But she fell one summer day in her front yard and broke her hip. By the time the rehab folks met up with her, she was too frail and too confused to get anything close to an endorsement that she could live alone. She moved in with JB and me for a few months and finally, reluctantly, she took up residence in a furnished room in a sweet local rest home ten minutes away.

I took my mother home that weekend knowing it risky. She was doing her best to accept the rest home. “You know I’m not a complainer,” she told me regularly, but her eyes told the whole story. She would never adjust. She could not remember anyone there. She was the literal stranger in a strange land.

Her first morning home, my mother smiled at me. “You won’t believe this,” she said, “but I’m not going to mind going back.”

“How come,Mom?” I asked.

“I don’t know”, she chuckled, “But we probably shouldn’t question it.”

And indeed, she didn’t mind going back. She spent two days sipping tea at her kitchen table. She had coffee cake with Dottie and hugged Marie for the first time ever, and she continued to tell JB and me where to find things. For these two days my mother ruled the universe.

Then she returned to her furnished room and settled in. She started playing solitaire again. She asked me to order cable TV. She read the newspaper. She complimented the food.

“Mom,” I said, “How come you’re happier since we went to your house?”
She looked confused. “I don’t normally complain do I?” she said.
A few days later I asked my mother if she remembered going home.

“Not really,” she smiled, "but I think I enjoyed it.”

Yes, Mom, you did. If you want we’ll do it again in a few months.”

“We’ll see,” she said, shrugging her shoulders. “It’s kind of a long ride, isn’t it?”


  1. Gulp, this really made my eyes water. What wonderful memories to cherish- for you- till you forget them too...Wish I had such good memories of my mom, alas no!

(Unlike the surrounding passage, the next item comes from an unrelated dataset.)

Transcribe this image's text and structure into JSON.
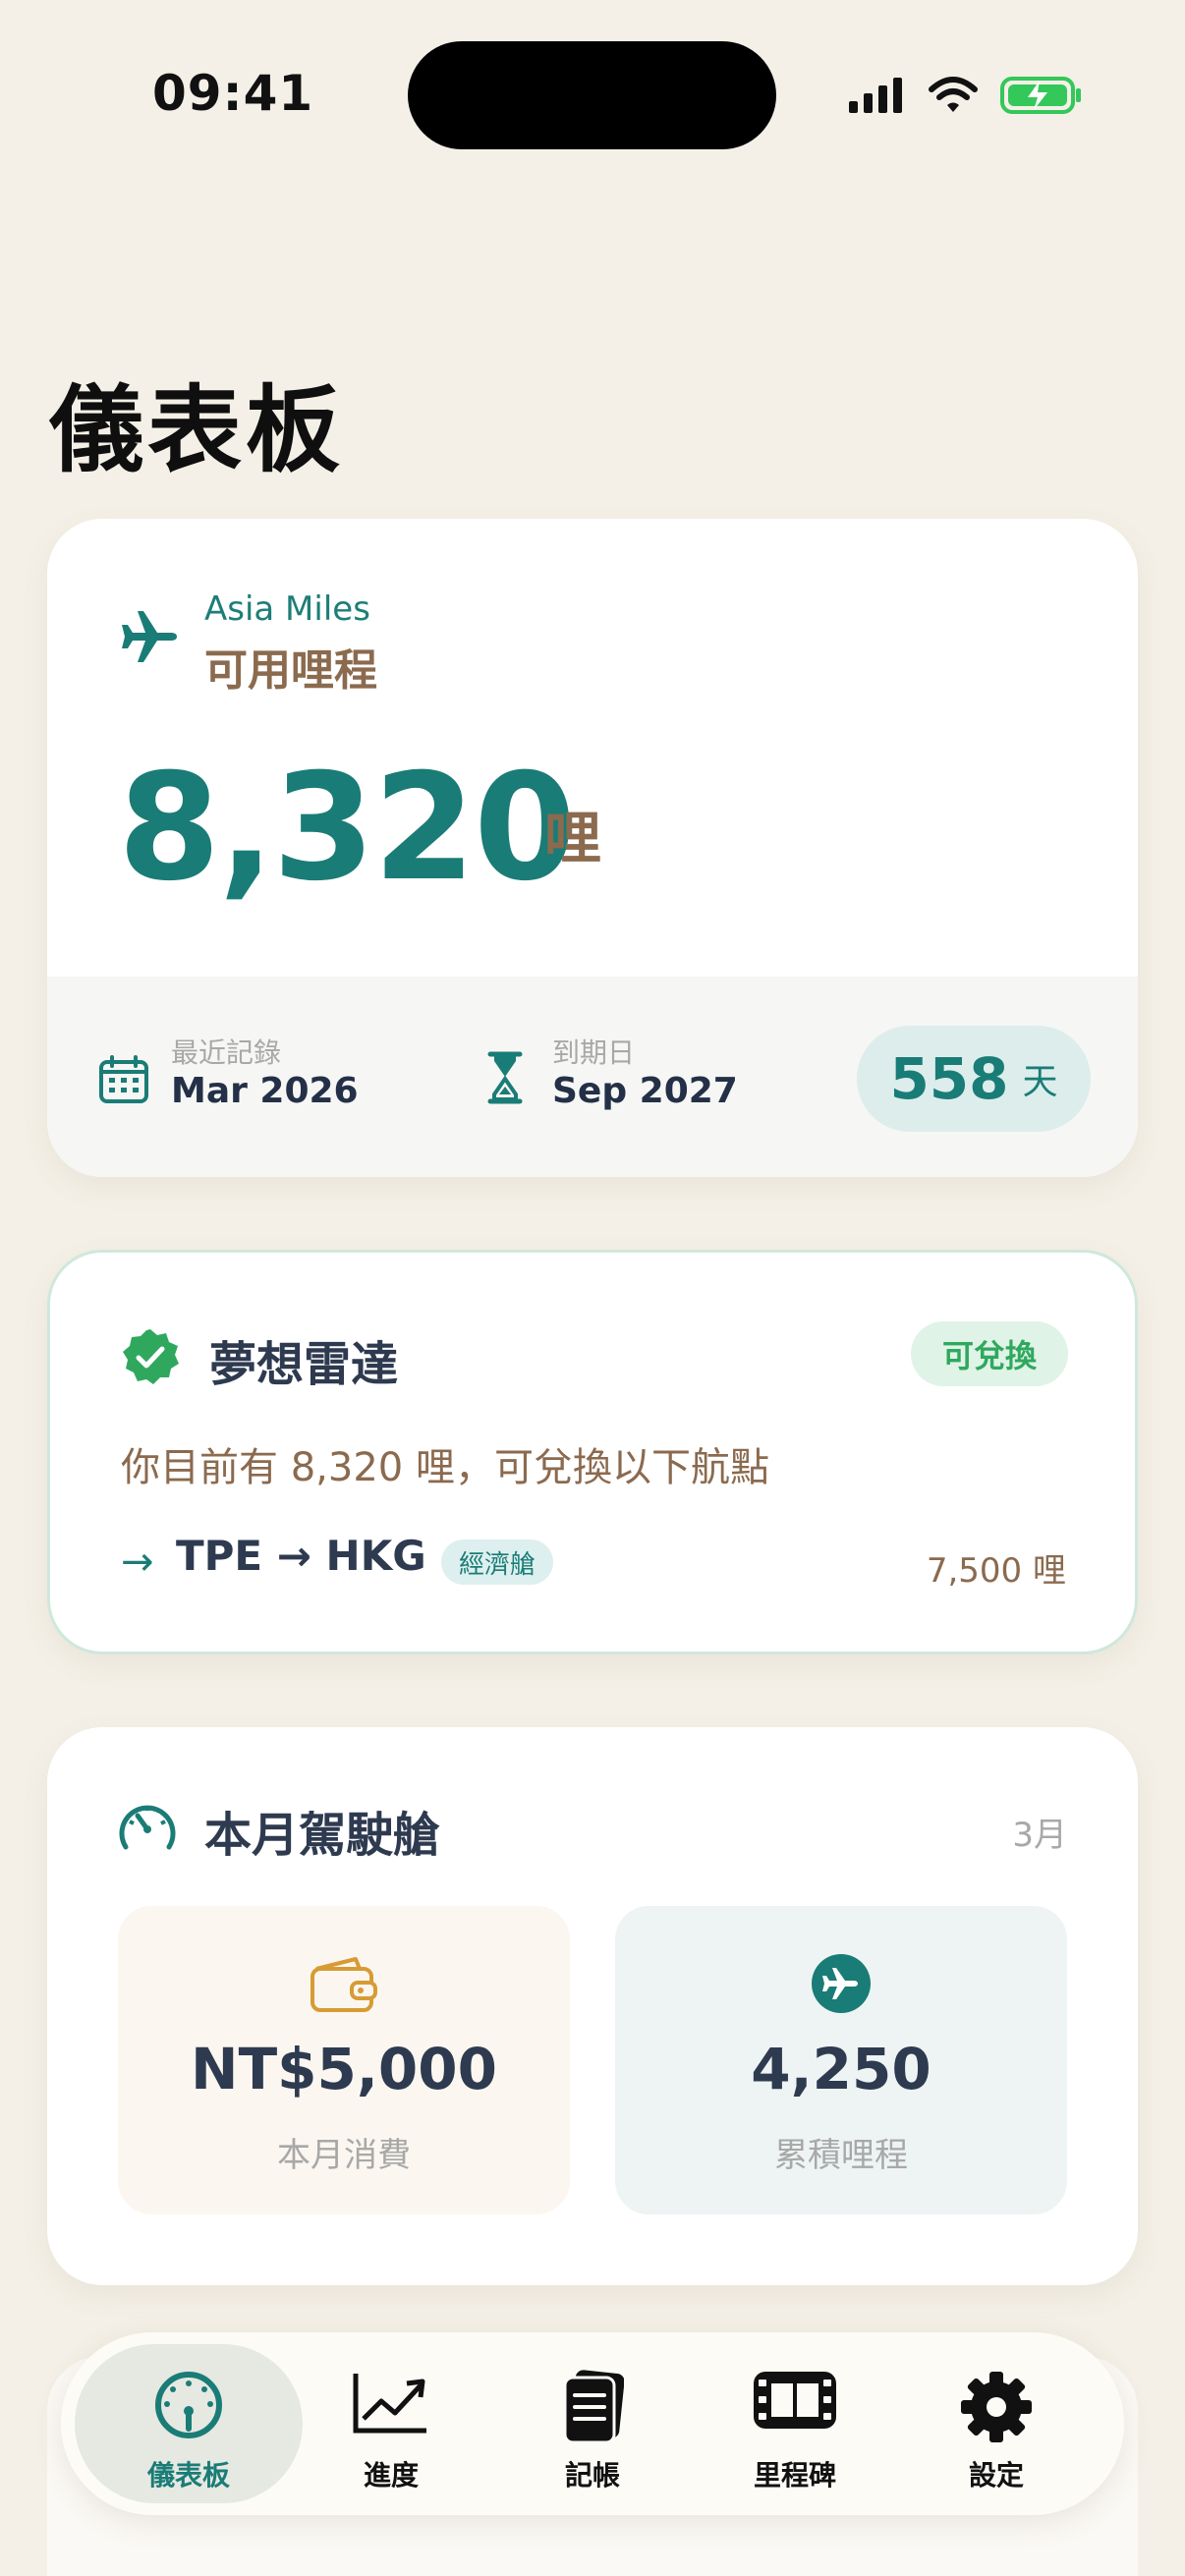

  2. Kj, Beautiful post. You and your mom seem to have weathered all of this very well, I hope we can all be so lucky :-). Kisses to your mom. xoxo

  3. joss, thank you very much. our times were not always good, but we have had the luxury of forgiveness. i am forever grateful for that.

    annie, thank you very much also. yes, we weathered. that is a good word. and now, i know my Mom is winding down. i am both grateful and sad.

  4. Winding down. Feeling both grateful and sad. I feel this within myself in small degrees. I see it largely in my parents....wonder at the line between tick-tock. Beautifully written!

  5. god bless you, kj. that is the ultimate gift you can give an aging parent - time, attention, and helping them accomplish something they cannot do on their own. your mom is blessed to have you as a daughter. you are blessed to have each other.

    the most beautiful mother's day story i have read.


  6. just wanted to tell u.. ur post made me smile a lot.. it was a sweet post.. very well written..

  7. What wonderful memories, kj. I was completely drawn in; I wish I could meet your mom. She sounds to me like an elegant refined woman...

    It amazes me how the aged can suddenly come back to today and make it seem like no time at all has passed.

    This was beautifully written, dear kj, lovely post!

  8. A beautiful post....from the heart!

    Like all Mums and Daughters, you have had your ups and downs.....but, what really counts is how you both are NOW....together. You love your Mum...and she loves you. I know -saw it in both of your eyes! Nothing can ever take that away.


    ♥ Robin ♥

  9. Your Mom is a treasure, kj!! I loved reading this post. I hope once day you will write a big, fat book about her!xx

  10. Your mother sounds like such a dear woman.
    Thank you for writing this.
    I feel like I know her now.
    Happy Mother's day to you and to her.

  11. I, too, had a lump in my throat...not from sadness but for the love that shone through in your post.